    1. Thank you so much, Jaclyn! We hope you like it! It was such a great experience to write it with my girls. I learned so much about how they see their identity, which they’ve just started to explore. It was fascinating. It was also interesting to try my hand at Middle Grade fiction. I’m glad I had two MG readers to help me out!

  5. This is such a wonderful project! Love that you did this with your kids and that there’s now this book for other girls who want to see themselves and their experiences reflected in the books they read. Congrats to you all!😊

  6. Anne has till now remained the most relatable female character to me, and this is wonderful as you add that diversity of being Lankan to it! I’m so excited to read it and even more excited that your girls had a big part in creating it! Thank you so much for this project, it adds one more diverse book for young readers, i cannot wait to recommend it to my own cousins 🙂

    1. Thank you! It was an important project for me to do with my girls, especially because they’re exploring their heritage now. I hope we didn’t misrepresent Anusha in how we described her, though. She’s like my kids, who are a quarter Sri Lankan and grappling with what that means for their identity. We see ourselves as Sri Lankan-American, and that’s how others see me (I’m half), but I don’t know if that’s how others see my children. This book was a way of exploring these types of themes.

    1. Thank you! Writing this story with my kids was a fun bonding experience. I learned so much about my girls, and I think they learned about me too. The topics we were writing about encouraged discussions about experiences we’ve actually had in our lives.

  7. Pingback: sueshan123blog
    1. Thank you! It was such a fun story to write with my kids. I love that they see themselves in Anusha (and Katie, because my twins wanted to include a “twin” of some sort, and twins are a theme in the original story). If you decide to read it, we hope you like it!

Leave a Reply

Fill in your details below or click an icon to log in: Logo

You are commenting using your account. Log Out /  Change )

Twitter picture

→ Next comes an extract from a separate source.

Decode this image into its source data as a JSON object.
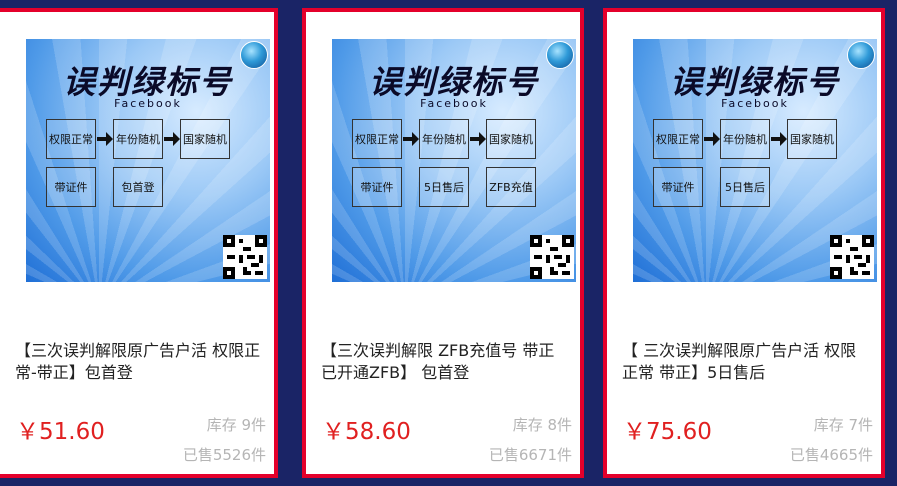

You are commenting using your Twitter account. Log Out /  Change )

Facebook photo

You are commenting using your Facebook account. Log Out /  Change )

Connecting to %s